Your task - Set every entry down again exactly, omitting none.

Materials provided -
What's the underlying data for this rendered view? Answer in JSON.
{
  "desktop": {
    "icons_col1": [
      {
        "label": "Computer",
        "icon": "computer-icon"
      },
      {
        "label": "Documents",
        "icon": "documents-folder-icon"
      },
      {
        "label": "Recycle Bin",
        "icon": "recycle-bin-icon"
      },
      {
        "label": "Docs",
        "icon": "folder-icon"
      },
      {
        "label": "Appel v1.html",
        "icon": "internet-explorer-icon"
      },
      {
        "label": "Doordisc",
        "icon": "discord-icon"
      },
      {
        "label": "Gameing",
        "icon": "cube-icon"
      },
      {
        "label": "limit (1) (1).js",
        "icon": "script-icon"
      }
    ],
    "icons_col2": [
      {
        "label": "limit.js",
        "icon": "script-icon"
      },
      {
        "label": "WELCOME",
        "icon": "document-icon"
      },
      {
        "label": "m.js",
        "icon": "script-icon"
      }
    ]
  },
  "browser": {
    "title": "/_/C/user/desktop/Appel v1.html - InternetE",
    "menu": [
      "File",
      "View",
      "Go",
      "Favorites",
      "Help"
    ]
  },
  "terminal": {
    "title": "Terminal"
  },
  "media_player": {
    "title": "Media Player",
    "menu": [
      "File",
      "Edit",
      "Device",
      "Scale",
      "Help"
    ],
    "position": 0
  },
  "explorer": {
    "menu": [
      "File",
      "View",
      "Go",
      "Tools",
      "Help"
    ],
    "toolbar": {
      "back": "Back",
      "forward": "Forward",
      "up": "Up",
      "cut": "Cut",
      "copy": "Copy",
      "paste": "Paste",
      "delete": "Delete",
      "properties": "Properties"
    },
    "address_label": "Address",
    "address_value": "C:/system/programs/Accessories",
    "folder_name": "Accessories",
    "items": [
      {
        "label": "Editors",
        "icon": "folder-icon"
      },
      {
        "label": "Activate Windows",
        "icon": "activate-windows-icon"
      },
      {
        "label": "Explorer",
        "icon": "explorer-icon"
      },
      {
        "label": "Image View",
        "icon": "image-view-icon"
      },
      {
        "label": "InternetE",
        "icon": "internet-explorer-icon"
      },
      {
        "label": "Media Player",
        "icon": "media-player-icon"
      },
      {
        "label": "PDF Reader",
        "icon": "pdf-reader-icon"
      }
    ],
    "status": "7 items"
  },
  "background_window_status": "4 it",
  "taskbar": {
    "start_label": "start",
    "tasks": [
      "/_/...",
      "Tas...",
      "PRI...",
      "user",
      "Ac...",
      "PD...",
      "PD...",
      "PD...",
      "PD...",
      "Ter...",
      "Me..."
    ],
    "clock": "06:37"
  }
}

Worked solution -
What's the underlying data for this rendered view? Answer in JSON.
{
  "desktop": {
    "icons_col1": [
      {
        "label": "Computer",
        "icon": "computer-icon"
      },
      {
        "label": "Documents",
        "icon": "documents-folder-icon"
      },
      {
        "label": "Recycle Bin",
        "icon": "recycle-bin-icon"
      },
      {
        "label": "Docs",
        "icon": "folder-icon"
      },
      {
        "label": "Appel v1.html",
        "icon": "internet-explorer-icon"
      },
      {
        "label": "Doordisc",
        "icon": "discord-icon"
      },
      {
        "label": "Gameing",
        "icon": "cube-icon"
      },
      {
        "label": "limit (1) (1).js",
        "icon": "script-icon"
      }
    ],
    "icons_col2": [
      {
        "label": "limit.js",
        "icon": "script-icon"
      },
      {
        "label": "WELCOME",
        "icon": "document-icon"
      },
      {
        "label": "m.js",
        "icon": "script-icon"
      }
    ]
  },
  "browser": {
    "title": "/_/C/user/desktop/Appel v1.html - InternetE",
    "menu": [
      "File",
      "View",
      "Go",
      "Favorites",
      "Help"
    ]
  },
  "terminal": {
    "title": "Terminal"
  },
  "media_player": {
    "title": "Media Player",
    "menu": [
      "File",
      "Edit",
      "Device",
      "Scale",
      "Help"
    ],
    "position": 0
  },
  "explorer": {
    "menu": [
      "File",
      "View",
      "Go",
      "Tools",
      "Help"
    ],
    "toolbar": {
      "back": "Back",
      "forward": "Forward",
      "up": "Up",
      "cut": "Cut",
      "copy": "Copy",
      "paste": "Paste",
      "delete": "Delete",
      "properties": "Properties"
    },
    "address_label": "Address",
    "address_value": "C:/system/programs/Accessories",
    "folder_name": "Accessories",
    "items": [
      {
        "label": "Editors",
        "icon": "folder-icon"
      },
      {
        "label": "Activate Windows",
        "icon": "activate-windows-icon"
      },
      {
        "label": "Explorer",
        "icon": "explorer-icon"
      },
      {
        "label": "Image View",
        "icon": "image-view-icon"
      },
      {
        "label": "InternetE",
        "icon": "internet-explorer-icon"
      },
      {
        "label": "Media Player",
        "icon": "media-player-icon"
      },
      {
        "label": "PDF Reader",
        "icon": "pdf-reader-icon"
      }
    ],
    "status": "7 items"
  },
  "background_window_status": "4 it",
  "taskbar": {
    "start_label": "start",
    "tasks": [
      "/_/...",
      "Tas...",
      "PRI...",
      "user",
      "Ac...",
      "PD...",
      "PD...",
      "PD...",
      "PD...",
      "Ter...",
      "Me..."
    ],
    "clock": "06:37"
  }
}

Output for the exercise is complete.